Visual Concepts took its ground-breaking NBA 2K game and retooled it for the following season, adding online play and a new Street Mode. The result was the finest basketball game available at the time, and a contender seemingly able to take on anything EA or other publishers had to offer.
Tag: Visual Concepts
Namco had a rocky start on the Genesis, hampered by Nintendo’s ironclad licensing agreements. When it was finally free to publish on the platform, the company let loose with a slew of quality software. Among the titles released was a fighter that was almost instantly overshadowed by the impending transition to 32-bit consoles. WeaponLord was a deep and intriguing brawler, and too many gamers overlooked it in their mad dash to the next generation.
After the blockbuster debut of Capcom’s seminal Street Fighter II, it seemed that everyone was trying to cash in on the fighting game craze, no matter how bad their offering was. Interplay made a shameless bid for gamer’s dollars with ClayFighter, a stiff and nearly unplayable brawler that justified small children’s fear of the circus.

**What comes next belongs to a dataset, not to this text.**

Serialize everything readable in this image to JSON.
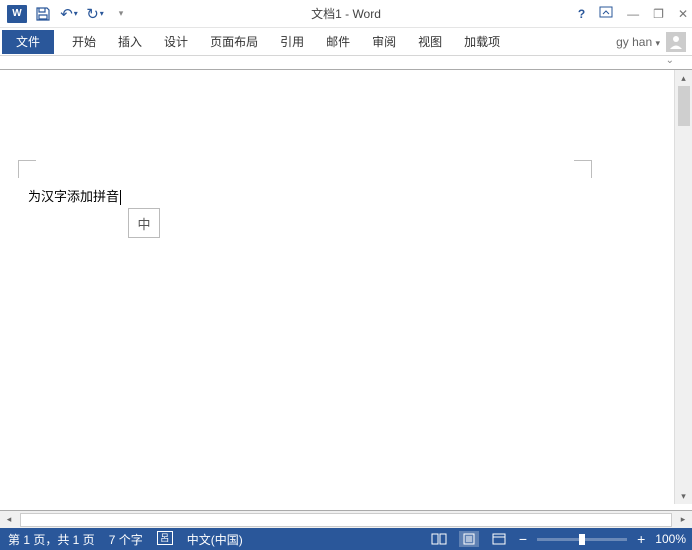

There are tons of boxing games out there and sadly, most of them stink. That’s why NES owners were so darn lucky to get Mike Tyson’s Punchout. The awesome action was matched only by the memorable characters, and Sega gamers spent years on the outside looking in. In 1995, Electronic Arts sought to rectify that with Toughman Contest for the fledgling 32X. Was it as good as Nintendo’s effort? You’ll have to read our full review to find out!